- Task instructions
Each line of the data must be set down again without a single difference.

[App and web page records]
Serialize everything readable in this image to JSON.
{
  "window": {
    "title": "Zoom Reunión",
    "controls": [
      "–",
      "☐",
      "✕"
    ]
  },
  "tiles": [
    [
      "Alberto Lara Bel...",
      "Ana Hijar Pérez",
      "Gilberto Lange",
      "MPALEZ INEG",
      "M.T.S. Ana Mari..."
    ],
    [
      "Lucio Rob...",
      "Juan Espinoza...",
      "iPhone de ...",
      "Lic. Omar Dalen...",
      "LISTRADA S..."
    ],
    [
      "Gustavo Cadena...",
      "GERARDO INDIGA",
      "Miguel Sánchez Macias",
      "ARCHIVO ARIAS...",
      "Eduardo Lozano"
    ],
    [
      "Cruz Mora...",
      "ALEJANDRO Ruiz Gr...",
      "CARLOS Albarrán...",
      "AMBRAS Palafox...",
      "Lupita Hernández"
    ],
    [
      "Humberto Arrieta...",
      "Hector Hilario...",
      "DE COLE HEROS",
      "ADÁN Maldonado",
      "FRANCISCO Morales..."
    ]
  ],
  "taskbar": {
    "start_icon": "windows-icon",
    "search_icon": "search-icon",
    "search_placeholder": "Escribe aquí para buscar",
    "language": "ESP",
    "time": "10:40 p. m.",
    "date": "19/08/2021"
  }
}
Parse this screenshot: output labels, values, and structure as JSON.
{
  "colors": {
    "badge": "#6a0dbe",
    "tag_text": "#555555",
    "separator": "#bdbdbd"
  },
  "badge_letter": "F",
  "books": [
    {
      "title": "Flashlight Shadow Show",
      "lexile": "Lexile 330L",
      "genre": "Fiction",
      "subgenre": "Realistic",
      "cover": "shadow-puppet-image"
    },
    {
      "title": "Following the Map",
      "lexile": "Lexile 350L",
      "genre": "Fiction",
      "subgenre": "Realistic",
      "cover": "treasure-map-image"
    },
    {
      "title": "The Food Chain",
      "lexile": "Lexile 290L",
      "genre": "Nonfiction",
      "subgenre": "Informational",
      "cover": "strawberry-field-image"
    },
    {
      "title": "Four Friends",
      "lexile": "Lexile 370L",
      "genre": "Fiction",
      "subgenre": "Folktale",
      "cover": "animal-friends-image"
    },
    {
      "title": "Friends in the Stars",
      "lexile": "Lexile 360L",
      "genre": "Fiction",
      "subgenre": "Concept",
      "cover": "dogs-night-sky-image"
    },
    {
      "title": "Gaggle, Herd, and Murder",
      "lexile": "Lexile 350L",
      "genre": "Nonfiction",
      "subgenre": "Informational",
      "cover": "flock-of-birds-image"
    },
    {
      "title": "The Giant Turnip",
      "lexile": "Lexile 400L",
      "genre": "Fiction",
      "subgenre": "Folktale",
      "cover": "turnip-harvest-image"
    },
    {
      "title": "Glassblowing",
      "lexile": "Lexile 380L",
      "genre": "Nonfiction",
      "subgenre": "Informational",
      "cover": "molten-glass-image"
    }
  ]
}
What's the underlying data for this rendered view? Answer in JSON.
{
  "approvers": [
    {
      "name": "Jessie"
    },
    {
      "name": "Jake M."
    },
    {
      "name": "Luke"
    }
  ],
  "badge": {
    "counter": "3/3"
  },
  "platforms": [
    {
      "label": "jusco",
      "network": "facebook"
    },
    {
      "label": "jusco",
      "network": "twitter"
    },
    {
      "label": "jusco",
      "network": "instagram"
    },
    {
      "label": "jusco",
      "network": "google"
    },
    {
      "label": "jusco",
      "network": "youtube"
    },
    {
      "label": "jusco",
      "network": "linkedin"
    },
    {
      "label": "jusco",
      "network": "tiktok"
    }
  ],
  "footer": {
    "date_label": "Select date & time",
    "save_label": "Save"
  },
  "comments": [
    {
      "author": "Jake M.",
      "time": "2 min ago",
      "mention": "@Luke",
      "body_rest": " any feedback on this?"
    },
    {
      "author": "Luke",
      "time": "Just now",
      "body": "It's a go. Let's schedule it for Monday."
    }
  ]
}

- Response area
Serialize everything readable in this image to JSON.
{
  "window": {
    "title": "Zoom Reunión",
    "controls": [
      "–",
      "☐",
      "✕"
    ]
  },
  "tiles": [
    [
      "Alberto Lara Bel...",
      "Ana Hijar Pérez",
      "Gilberto Lange",
      "MPALEZ INEG",
      "M.T.S. Ana Mari..."
    ],
    [
      "Lucio Rob...",
      "Juan Espinoza...",
      "iPhone de ...",
      "Lic. Omar Dalen...",
      "LISTRADA S..."
    ],
    [
      "Gustavo Cadena...",
      "GERARDO INDIGA",
      "Miguel Sánchez Macias",
      "ARCHIVO ARIAS...",
      "Eduardo Lozano"
    ],
    [
      "Cruz Mora...",
      "ALEJANDRO Ruiz Gr...",
      "CARLOS Albarrán...",
      "AMBRAS Palafox...",
      "Lupita Hernández"
    ],
    [
      "Humberto Arrieta...",
      "Hector Hilario...",
      "DE COLE HEROS",
      "ADÁN Maldonado",
      "FRANCISCO Morales..."
    ]
  ],
  "taskbar": {
    "start_icon": "windows-icon",
    "search_icon": "search-icon",
    "search_placeholder": "Escribe aquí para buscar",
    "language": "ESP",
    "time": "10:40 p. m.",
    "date": "19/08/2021"
  }
}
Parse this screenshot: output labels, values, and structure as JSON.
{
  "colors": {
    "badge": "#6a0dbe",
    "tag_text": "#555555",
    "separator": "#bdbdbd"
  },
  "badge_letter": "F",
  "books": [
    {
      "title": "Flashlight Shadow Show",
      "lexile": "Lexile 330L",
      "genre": "Fiction",
      "subgenre": "Realistic",
      "cover": "shadow-puppet-image"
    },
    {
      "title": "Following the Map",
      "lexile": "Lexile 350L",
      "genre": "Fiction",
      "subgenre": "Realistic",
      "cover": "treasure-map-image"
    },
    {
      "title": "The Food Chain",
      "lexile": "Lexile 290L",
      "genre": "Nonfiction",
      "subgenre": "Informational",
      "cover": "strawberry-field-image"
    },
    {
      "title": "Four Friends",
      "lexile": "Lexile 370L",
      "genre": "Fiction",
      "subgenre": "Folktale",
      "cover": "animal-friends-image"
    },
    {
      "title": "Friends in the Stars",
      "lexile": "Lexile 360L",
      "genre": "Fiction",
      "subgenre": "Concept",
      "cover": "dogs-night-sky-image"
    },
    {
      "title": "Gaggle, Herd, and Murder",
      "lexile": "Lexile 350L",
      "genre": "Nonfiction",
      "subgenre": "Informational",
      "cover": "flock-of-birds-image"
    },
    {
      "title": "The Giant Turnip",
      "lexile": "Lexile 400L",
      "genre": "Fiction",
      "subgenre": "Folktale",
      "cover": "turnip-harvest-image"
    },
    {
      "title": "Glassblowing",
      "lexile": "Lexile 380L",
      "genre": "Nonfiction",
      "subgenre": "Informational",
      "cover": "molten-glass-image"
    }
  ]
}
What's the underlying data for this rendered view? Answer in JSON.
{
  "approvers": [
    {
      "name": "Jessie"
    },
    {
      "name": "Jake M."
    },
    {
      "name": "Luke"
    }
  ],
  "badge": {
    "counter": "3/3"
  },
  "platforms": [
    {
      "label": "jusco",
      "network": "facebook"
    },
    {
      "label": "jusco",
      "network": "twitter"
    },
    {
      "label": "jusco",
      "network": "instagram"
    },
    {
      "label": "jusco",
      "network": "google"
    },
    {
      "label": "jusco",
      "network": "youtube"
    },
    {
      "label": "jusco",
      "network": "linkedin"
    },
    {
      "label": "jusco",
      "network": "tiktok"
    }
  ],
  "footer": {
    "date_label": "Select date & time",
    "save_label": "Save"
  },
  "comments": [
    {
      "author": "Jake M.",
      "time": "2 min ago",
      "mention": "@Luke",
      "body_rest": " any feedback on this?"
    },
    {
      "author": "Luke",
      "time": "Just now",
      "body": "It's a go. Let's schedule it for Monday."
    }
  ]
}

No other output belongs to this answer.